What Really Happens to the Hot Air Balloons During the Fiesta

I unsuspectingly learned that hot air balloons “race” in my first ever Philippine International Hot Air Balloon Fiesta last year. I thought I was just going to see colorful balloons in the sky and take lots of pictures while they floated away. Me going away with the balloon was one fat chance. This year, the things I learned from not seeing them up close and from a real live Air Boss, my pilot friend Carlo, just blew me away. I wish I knew these before I even went to the Fiesta. I want to leave my readers with this experience of flying and another one on the next post. For now, it's never too late to have that hot air balloon experience.

Why Hot Air Balloons in the Fiesta Depart Early in the Morning

The hot air balloons in the Fiesta are inflated by 6:00 a.m. and ready to fly by 7:00 a.m. At early dawn, there is light for visibility and the wind is cold enough to complement the hot air inside the balloons and make them fly.

Gone With The Wind

Once the hot air balloons lift off, there is no telling from ordinary spectators if they are ever going to come back. There is no assurance unless you can tell the direction of the wind for the day. We were there at take off just before dawn last year. The balloons came back after a few hours. This is called the lucky “box effect” where the wind takes them back to the original takeoff site.

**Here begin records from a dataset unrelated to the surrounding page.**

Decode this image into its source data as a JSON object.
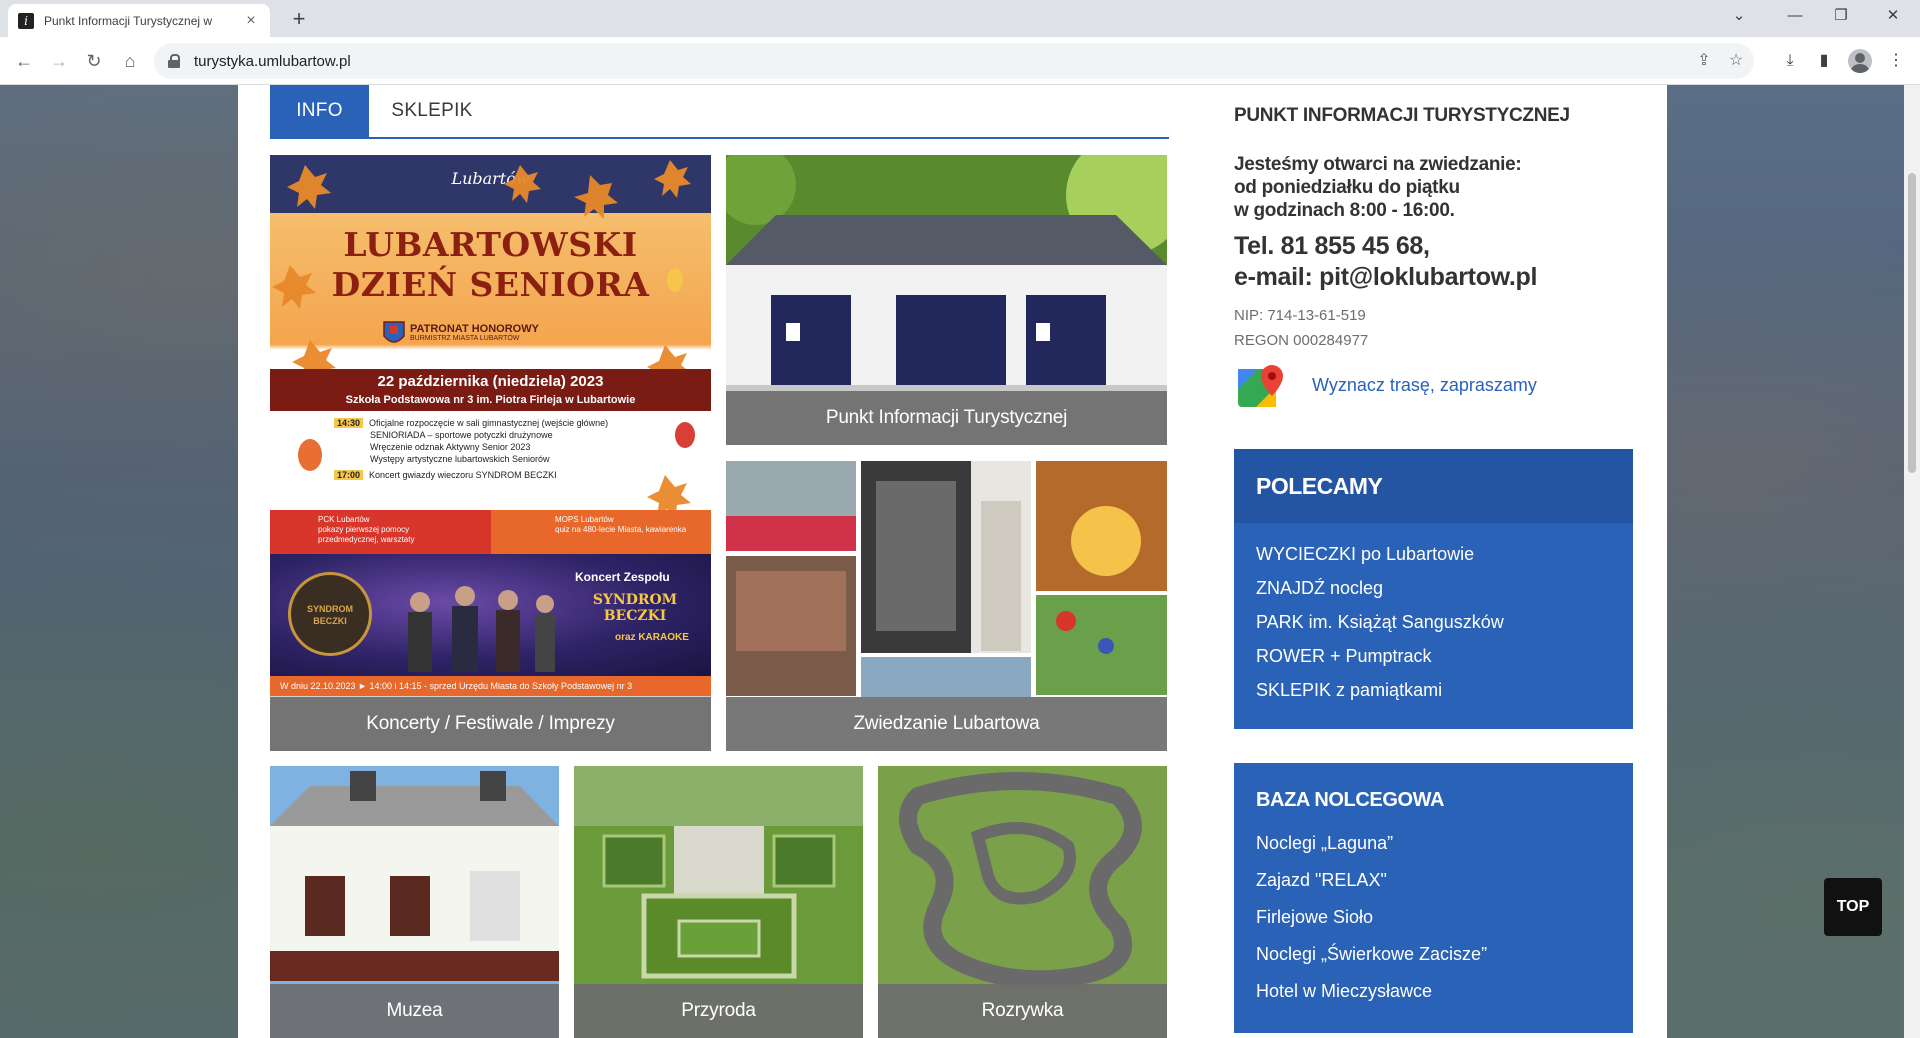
{
  "browser": {
    "tab_title": "Punkt Informacji Turystycznej w",
    "favicon_letter": "i",
    "url": "turystyka.umlubartow.pl",
    "new_tab": "+",
    "close": "×"
  },
  "page_tabs": {
    "active": "INFO",
    "inactive": "SKLEPIK"
  },
  "tiles": {
    "poster_caption": "Koncerty / Festiwale / Imprezy",
    "info_point_caption": "Punkt Informacji Turystycznej",
    "sightseeing_caption": "Zwiedzanie Lubartowa",
    "museums_caption": "Muzea",
    "nature_caption": "Przyroda",
    "fun_caption": "Rozrywka"
  },
  "poster": {
    "logo": "Lubartów",
    "title_line1": "LUBARTOWSKI",
    "title_line2": "DZIEŃ SENIORA",
    "patron": "PATRONAT HONOROWY",
    "patron_sub": "BURMISTRZ MIASTA LUBARTÓW",
    "date": "22 października (niedziela) 2023",
    "venue": "Szkoła Podstawowa nr 3 im. Piotra Firleja w Lubartowie",
    "schedule": [
      {
        "time": "14:30",
        "text": "Oficjalne rozpoczęcie w sali gimnastycznej (wejście główne)"
      },
      {
        "time": "",
        "text": "SENIORIADA – sportowe potyczki drużynowe"
      },
      {
        "time": "",
        "text": "Wręczenie odznak Aktywny Senior 2023"
      },
      {
        "time": "",
        "text": "Występy artystyczne lubartowskich Seniorów"
      },
      {
        "time": "17:00",
        "text": "Koncert gwiazdy wieczoru SYNDROM BECZKI"
      }
    ],
    "pck": "PCK Lubartów",
    "pck_text": "pokazy pierwszej pomocy przedmedycznej, warsztaty",
    "mops": "MOPS Lubartów",
    "mops_text": "quiz na 480-lecie Miasta, kawiarenka",
    "concert_title": "Koncert Zespołu",
    "band": "SYNDROM BECZKI",
    "karaoke": "oraz KARAOKE",
    "band_logo": "SYNDROM BECZKI",
    "footer": "W dniu 22.10.2023   ► 14:00 i 14:15 - sprzed Urzędu Miasta do Szkoły Podstawowej nr 3"
  },
  "sidebar": {
    "title": "PUNKT INFORMACJI TURYSTYCZNEJ",
    "hours_line1": "Jesteśmy otwarci na zwiedzanie:",
    "hours_line2": "od poniedziałku do piątku",
    "hours_line3": "w godzinach 8:00 - 16:00.",
    "phone": "Tel. 81 855 45 68,",
    "email": "e-mail: pit@loklubartow.pl",
    "nip": "NIP: 714-13-61-519",
    "regon": "REGON 000284977",
    "maps_link": "Wyznacz trasę, zapraszamy",
    "recommend_title": "POLECAMY",
    "recommend_items": [
      "WYCIECZKI po Lubartowie",
      "ZNAJDŹ nocleg",
      "PARK im. Książąt Sanguszków",
      "ROWER + Pumptrack",
      "SKLEPIK z pamiątkami"
    ],
    "lodging_title": "BAZA NOLCEGOWA",
    "lodging_items": [
      "Noclegi „Laguna”",
      "Zajazd \"RELAX\"",
      "Firlejowe Sioło",
      "Noclegi „Świerkowe Zacisze”",
      "Hotel w Mieczysławce"
    ]
  },
  "top_button": "TOP",
  "colors": {
    "accent": "#2a62b8",
    "accent_dark": "#2355a3",
    "caption_bg": "#6c6c6c"
  }
}
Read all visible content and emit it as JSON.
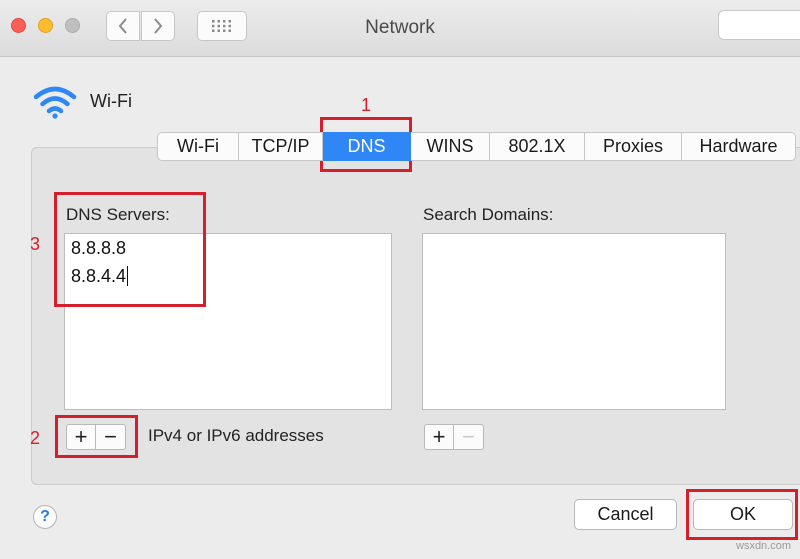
{
  "window": {
    "title": "Network",
    "grid_icon": "grid-icon",
    "back_icon": "chevron-left-icon",
    "forward_icon": "chevron-right-icon"
  },
  "header": {
    "interface_name": "Wi-Fi",
    "icon": "wifi-icon",
    "accent": "#2f86f5"
  },
  "tabs": [
    {
      "label": "Wi-Fi",
      "active": false
    },
    {
      "label": "TCP/IP",
      "active": false
    },
    {
      "label": "DNS",
      "active": true
    },
    {
      "label": "WINS",
      "active": false
    },
    {
      "label": "802.1X",
      "active": false
    },
    {
      "label": "Proxies",
      "active": false
    },
    {
      "label": "Hardware",
      "active": false
    }
  ],
  "dns": {
    "label": "DNS Servers:",
    "servers": [
      "8.8.8.8",
      "8.8.4.4"
    ],
    "add_label": "+",
    "remove_label": "−",
    "hint": "IPv4 or IPv6 addresses"
  },
  "search_domains": {
    "label": "Search Domains:",
    "add_label": "+",
    "remove_label": "−"
  },
  "buttons": {
    "cancel": "Cancel",
    "ok": "OK",
    "help": "?"
  },
  "annotations": {
    "step1": "1",
    "step2": "2",
    "step3": "3",
    "color": "#d3202c"
  },
  "watermark": "wsxdn.com"
}
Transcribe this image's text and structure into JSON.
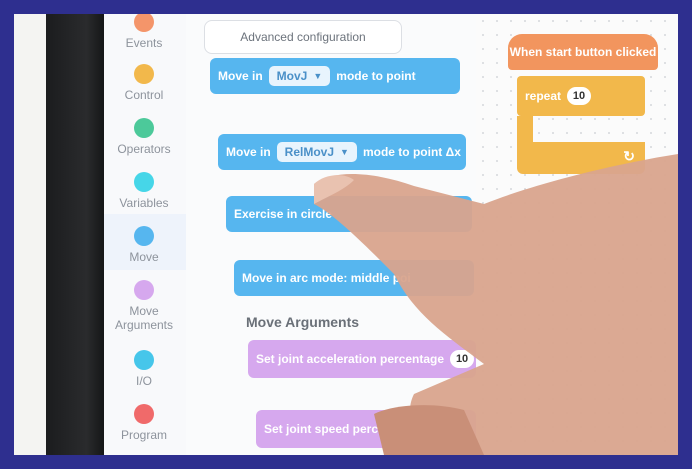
{
  "categories": [
    {
      "label": "Events",
      "color": "#f4956a"
    },
    {
      "label": "Control",
      "color": "#f2b84b"
    },
    {
      "label": "Operators",
      "color": "#4cc99a"
    },
    {
      "label": "Variables",
      "color": "#46d6e8"
    },
    {
      "label": "Move",
      "color": "#56b6ef"
    },
    {
      "label": "Move Arguments",
      "color": "#d6a8ee"
    },
    {
      "label": "I/O",
      "color": "#46c6ea"
    },
    {
      "label": "Program",
      "color": "#f06a6a"
    }
  ],
  "palette": {
    "advanced_label": "Advanced configuration",
    "move_blocks": [
      {
        "prefix": "Move in",
        "chip": "MovJ",
        "suffix": "mode to point"
      },
      {
        "prefix": "Move in",
        "chip": "RelMovJ",
        "suffix": "mode to point Δx"
      },
      {
        "text": "Exercise in circle"
      },
      {
        "text": "Move in arc mode: middle poi"
      }
    ],
    "move_args_title": "Move Arguments",
    "arg_blocks": [
      {
        "text": "Set joint acceleration percentage",
        "value": "10",
        "unit": "%"
      },
      {
        "text": "Set joint speed percent"
      }
    ]
  },
  "canvas": {
    "hat_label": "When start button clicked",
    "repeat_label": "repeat",
    "repeat_value": "10"
  }
}
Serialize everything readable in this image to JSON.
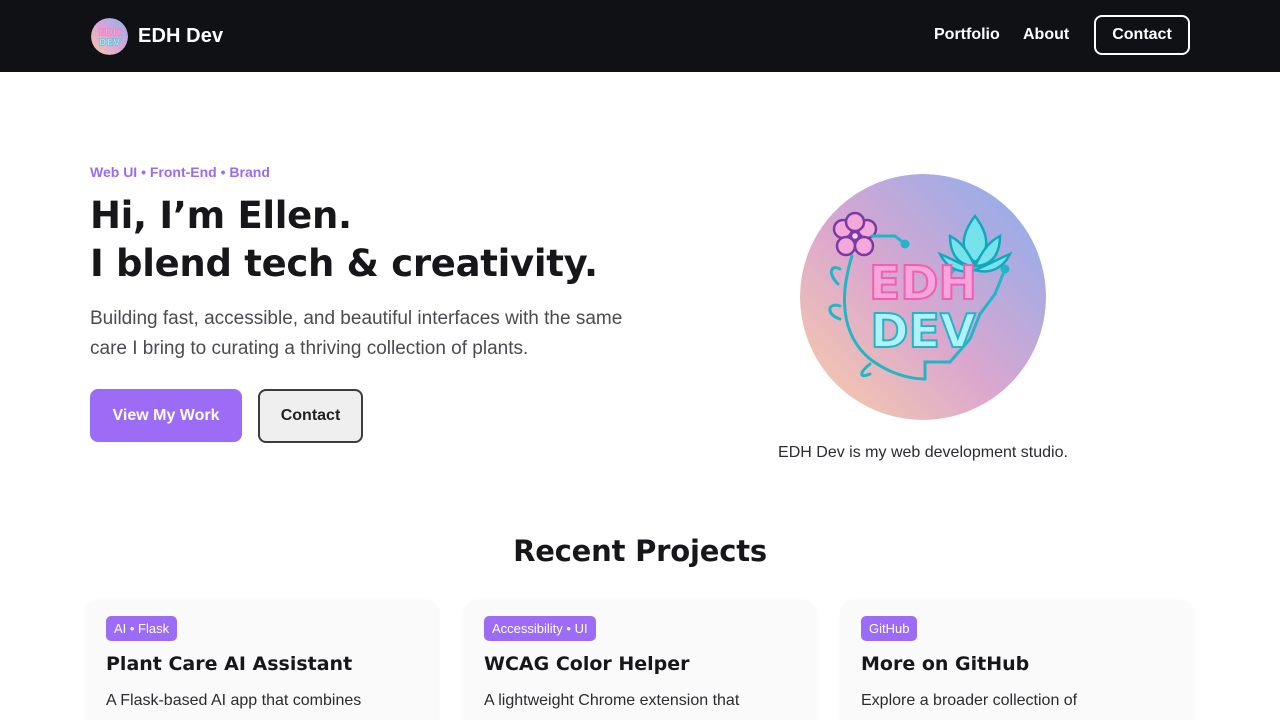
{
  "header": {
    "brand_name": "EDH Dev",
    "brand_logo_icon": "edh-dev-logo",
    "nav": {
      "portfolio": "Portfolio",
      "about": "About",
      "contact": "Contact"
    }
  },
  "hero": {
    "eyebrow": "Web UI • Front-End • Brand",
    "title_line1": "Hi, I’m Ellen.",
    "title_line2": "I blend tech & creativity.",
    "subtitle": "Building fast, accessible, and beautiful interfaces with the same care I bring to curating a thriving collection of plants.",
    "primary_button": "View My Work",
    "secondary_button": "Contact",
    "logo_text_line1": "EDH",
    "logo_text_line2": "DEV",
    "logo_caption": "EDH Dev is my web development studio."
  },
  "projects": {
    "title": "Recent Projects",
    "items": [
      {
        "tag": "AI • Flask",
        "title": "Plant Care AI Assistant",
        "description": "A Flask-based AI app that combines"
      },
      {
        "tag": "Accessibility • UI",
        "title": "WCAG Color Helper",
        "description": "A lightweight Chrome extension that"
      },
      {
        "tag": "GitHub",
        "title": "More on GitHub",
        "description": "Explore a broader collection of"
      }
    ]
  },
  "colors": {
    "nav_bg": "#0f1115",
    "accent": "#9d6cf6",
    "text": "#17171b"
  }
}
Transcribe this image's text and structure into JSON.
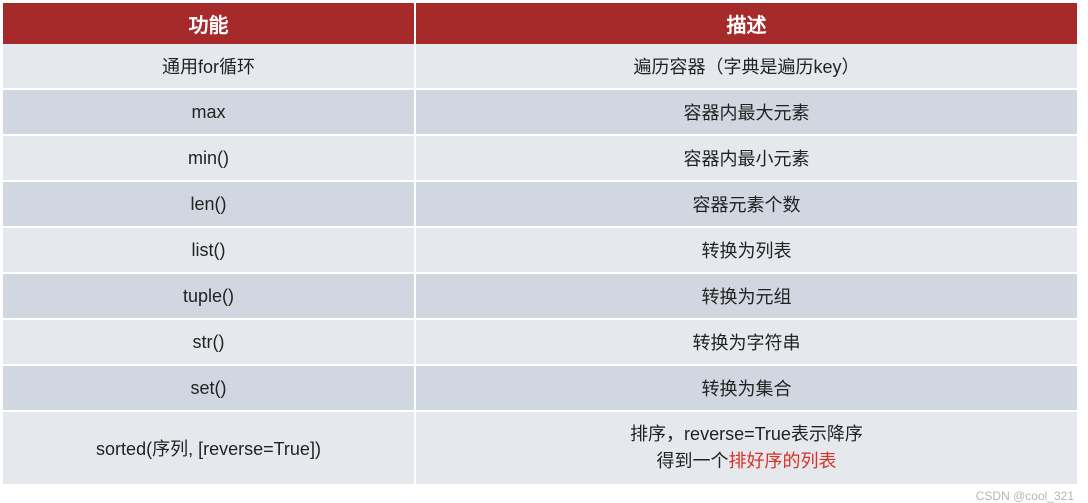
{
  "header": {
    "func": "功能",
    "desc": "描述"
  },
  "rows": [
    {
      "func": "通用for循环",
      "desc": "遍历容器（字典是遍历key）"
    },
    {
      "func": "max",
      "desc": "容器内最大元素"
    },
    {
      "func": "min()",
      "desc": "容器内最小元素"
    },
    {
      "func": "len()",
      "desc": "容器元素个数"
    },
    {
      "func": "list()",
      "desc": "转换为列表"
    },
    {
      "func": "tuple()",
      "desc": "转换为元组"
    },
    {
      "func": "str()",
      "desc": "转换为字符串"
    },
    {
      "func": "set()",
      "desc": "转换为集合"
    },
    {
      "func": "sorted(序列, [reverse=True])",
      "desc_line1": "排序，reverse=True表示降序",
      "desc_line2_prefix": "得到一个",
      "desc_line2_highlight": "排好序的列表"
    }
  ],
  "watermark": "CSDN @cool_321"
}
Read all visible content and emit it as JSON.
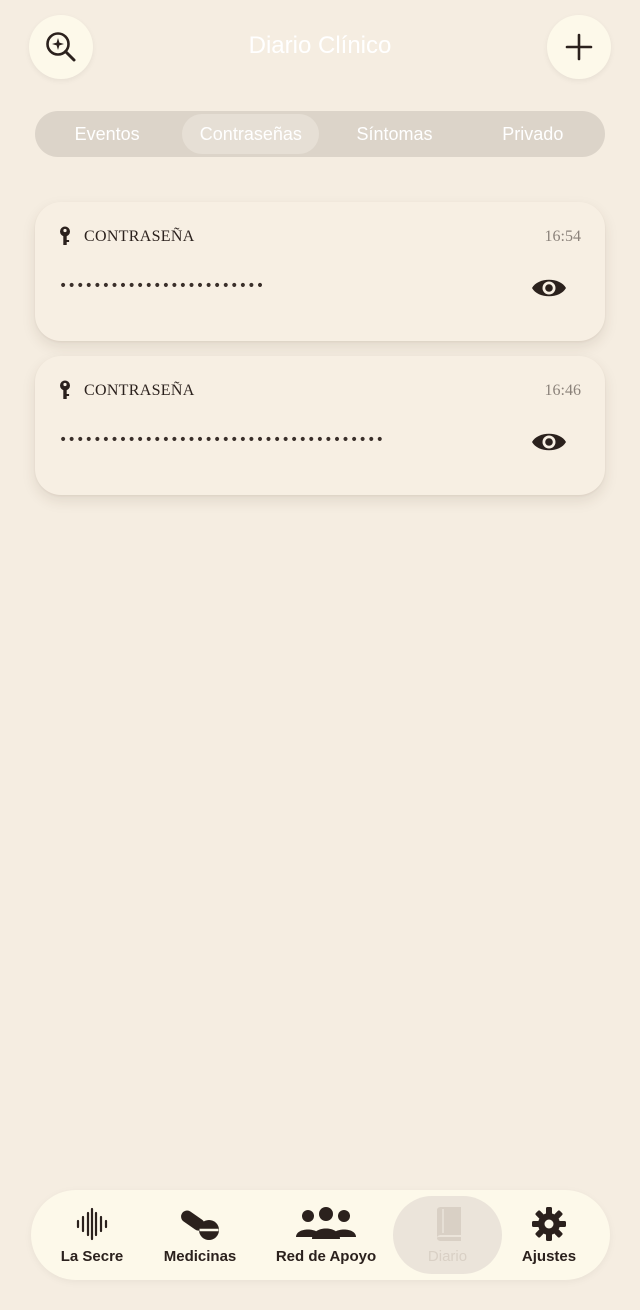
{
  "header": {
    "title": "Diario Clínico",
    "left_icon": "magnify-sparkle-icon",
    "right_icon": "plus-icon"
  },
  "tabs": [
    {
      "label": "Eventos",
      "active": false
    },
    {
      "label": "Contraseñas",
      "active": true
    },
    {
      "label": "Síntomas",
      "active": false
    },
    {
      "label": "Privado",
      "active": false
    }
  ],
  "entries": [
    {
      "type_label": "CONTRASEÑA",
      "time": "16:54",
      "masked": "••••••••••••••••••••••••",
      "icon": "key-icon",
      "action_icon": "eye-icon"
    },
    {
      "type_label": "CONTRASEÑA",
      "time": "16:46",
      "masked": "••••••••••••••••••••••••••••••••••••••",
      "icon": "key-icon",
      "action_icon": "eye-icon"
    }
  ],
  "nav": [
    {
      "label": "La Secre",
      "icon": "waveform-icon",
      "active": false
    },
    {
      "label": "Medicinas",
      "icon": "pills-icon",
      "active": false
    },
    {
      "label": "Red de Apoyo",
      "icon": "people-icon",
      "active": false
    },
    {
      "label": "Diario",
      "icon": "book-icon",
      "active": true
    },
    {
      "label": "Ajustes",
      "icon": "gear-icon",
      "active": false
    }
  ],
  "colors": {
    "background": "#f5ede1",
    "card": "#f7efe3",
    "nav": "#fdf9ea",
    "text": "#2b211d",
    "muted": "#8b827a"
  }
}
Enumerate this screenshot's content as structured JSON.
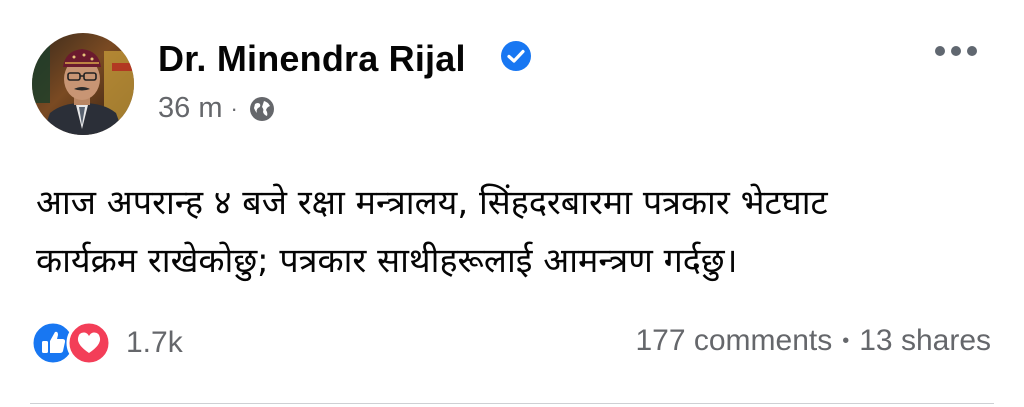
{
  "post": {
    "author": "Dr. Minendra Rijal",
    "timestamp": "36 m",
    "meta_separator": "·",
    "verified": true,
    "audience_icon": "globe-icon",
    "body_text": "आज अपरान्ह ४ बजे रक्षा मन्त्रालय, सिंहदरबारमा पत्रकार भेटघाट\nकार्यक्रम राखेकोछु; पत्रकार साथीहरूलाई आमन्त्रण गर्दछु।",
    "reactions": {
      "icons": [
        "like-icon",
        "love-icon"
      ],
      "count": "1.7k"
    },
    "stats": {
      "comments": "177 comments",
      "separator": "•",
      "shares": "13 shares"
    }
  },
  "colors": {
    "facebook_blue": "#1877f2",
    "love_red": "#f33e58",
    "secondary_text": "#65676b",
    "primary_text": "#050505"
  }
}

We were late and saw the balloons from afar this year. I told them not to worry because they would always come back based on my experience last year. It was almost 8:30 and the sun was getting hotter by the minute. No balloons came back, hence the quest to learn more about the balloons and the wind.

Pilots and Chasers

People actually need a license to fly that hot air balloon. (There is only one balloonist in the Philippines today.) Aside from the fact that they are at the mercy of the winds, the pilots can only steer the balloon and control it vertically through the burner (up or down). They would need to master looking for ways to tell if a particular altitude level could bring them left or right and determine wind direction from up there. One of the ways to tell the direction was to release a smaller balloon up in the air to see what the wind direction was like if they choose to ascend. Another funny way was to spit down and see where it goes (left or right) if they choose to descend.

Chasers follow the hot air balloon off the beaten track with a retrieve vehicle. This is another all-terrain adventure to tell and experience. (Click on the link for my Chaser experience.)  Radios or shouting is used to communicate (cellphones are not advisable).

The Hot Air Balloon Race That is Not a Race

Because the balloons came back last year, I noticed people throwing something from the baskets before they landed. I figured there must be something more for hot air balloonists to come all the way to the Philippines from all over the world.

International bragging rights for their unique and awesome hot air balloon designs were one. Last year, there was a smiling sun balloon, a barn balloon, a beer balloon and a turtle balloon. 

This year, there were more hot air balloon shapes and characters including a Darth Vader balloon, a boy in a barrel balloon, a snowman balloon and a mushroom house balloon.

There are many versions of the “race” but one thing in common is that the balloonists don’t compete against time and the fastest doesn’t necessarily win. One balloon will go first and the other balloons will try their best to follow that balloon hoping for gentle winds. The one who throws the marker nearest that target balloon or mark in the ground before they land wins. They say a very grand prize awaits the winner. I never knew this as part of the admiring festival-goers.

Being Up in The Air, Balloons and Air Travel

I have a slight idea out of my imagination – probably thin air of oxygen but then again you’ll have a breath-taking view literally and figuratively. Utter and ear-splitting silence probably follows. You let go and the experience follows. In a sense, you are at the mercy of the winds but you know the pilot can control it somehow. Either way, you are in something that can take you up to touch the clouds so different from that well-known experience in a window seat.

- Originally written on February 13, 2011 (Sunday)